Aim of the exercise:
For each record, copy the text exactly and omit any picture it holds.

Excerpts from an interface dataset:

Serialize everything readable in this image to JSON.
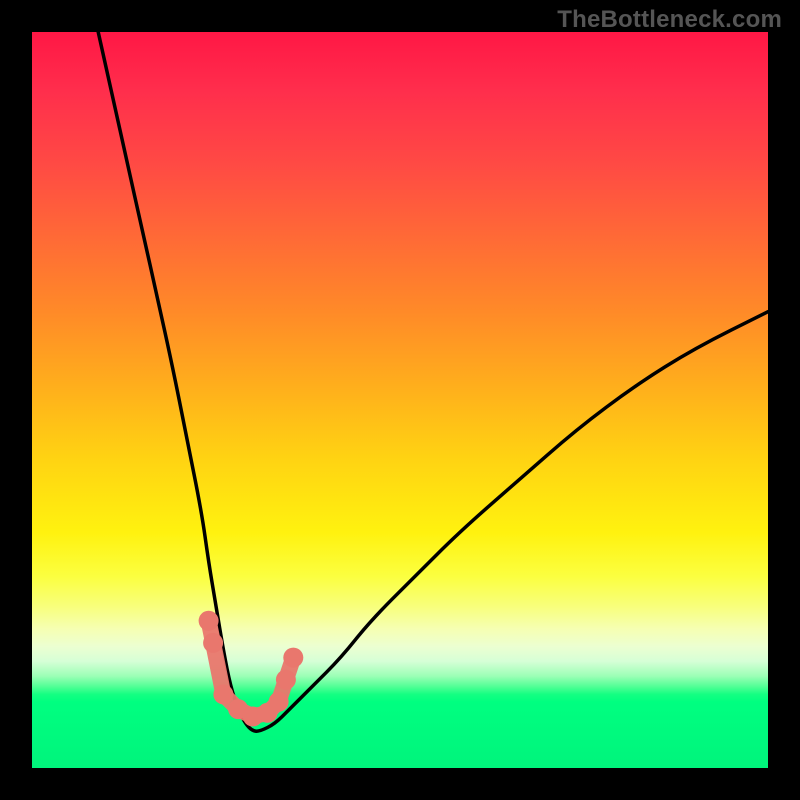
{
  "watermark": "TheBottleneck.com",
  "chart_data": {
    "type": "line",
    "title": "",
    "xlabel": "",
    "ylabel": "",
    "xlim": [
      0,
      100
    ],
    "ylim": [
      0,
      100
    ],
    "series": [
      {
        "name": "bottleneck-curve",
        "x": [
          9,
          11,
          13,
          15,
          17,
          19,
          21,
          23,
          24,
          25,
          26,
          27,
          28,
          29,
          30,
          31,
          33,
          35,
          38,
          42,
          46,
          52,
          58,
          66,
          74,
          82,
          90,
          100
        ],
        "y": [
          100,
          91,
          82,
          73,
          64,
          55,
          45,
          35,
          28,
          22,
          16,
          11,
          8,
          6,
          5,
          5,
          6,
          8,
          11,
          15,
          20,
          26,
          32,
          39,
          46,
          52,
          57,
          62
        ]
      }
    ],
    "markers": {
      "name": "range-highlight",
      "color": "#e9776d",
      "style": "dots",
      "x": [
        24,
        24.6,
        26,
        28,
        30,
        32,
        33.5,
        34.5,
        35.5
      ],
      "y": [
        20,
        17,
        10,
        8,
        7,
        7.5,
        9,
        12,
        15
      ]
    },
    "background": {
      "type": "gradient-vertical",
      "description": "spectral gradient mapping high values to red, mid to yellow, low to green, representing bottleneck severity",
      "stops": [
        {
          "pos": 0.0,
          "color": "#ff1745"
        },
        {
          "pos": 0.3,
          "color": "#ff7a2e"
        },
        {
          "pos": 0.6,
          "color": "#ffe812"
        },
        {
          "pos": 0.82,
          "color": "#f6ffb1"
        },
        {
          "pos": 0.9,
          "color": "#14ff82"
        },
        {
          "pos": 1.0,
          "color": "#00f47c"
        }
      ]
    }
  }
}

Reply:
Serialize everything readable in this image to JSON.
{
  "watermark": "TheBottleneck.com",
  "chart_data": {
    "type": "line",
    "title": "",
    "xlabel": "",
    "ylabel": "",
    "xlim": [
      0,
      100
    ],
    "ylim": [
      0,
      100
    ],
    "series": [
      {
        "name": "bottleneck-curve",
        "x": [
          9,
          11,
          13,
          15,
          17,
          19,
          21,
          23,
          24,
          25,
          26,
          27,
          28,
          29,
          30,
          31,
          33,
          35,
          38,
          42,
          46,
          52,
          58,
          66,
          74,
          82,
          90,
          100
        ],
        "y": [
          100,
          91,
          82,
          73,
          64,
          55,
          45,
          35,
          28,
          22,
          16,
          11,
          8,
          6,
          5,
          5,
          6,
          8,
          11,
          15,
          20,
          26,
          32,
          39,
          46,
          52,
          57,
          62
        ]
      }
    ],
    "markers": {
      "name": "range-highlight",
      "color": "#e9776d",
      "style": "dots",
      "x": [
        24,
        24.6,
        26,
        28,
        30,
        32,
        33.5,
        34.5,
        35.5
      ],
      "y": [
        20,
        17,
        10,
        8,
        7,
        7.5,
        9,
        12,
        15
      ]
    },
    "background": {
      "type": "gradient-vertical",
      "description": "spectral gradient mapping high values to red, mid to yellow, low to green, representing bottleneck severity",
      "stops": [
        {
          "pos": 0.0,
          "color": "#ff1745"
        },
        {
          "pos": 0.3,
          "color": "#ff7a2e"
        },
        {
          "pos": 0.6,
          "color": "#ffe812"
        },
        {
          "pos": 0.82,
          "color": "#f6ffb1"
        },
        {
          "pos": 0.9,
          "color": "#14ff82"
        },
        {
          "pos": 1.0,
          "color": "#00f47c"
        }
      ]
    }
  }
}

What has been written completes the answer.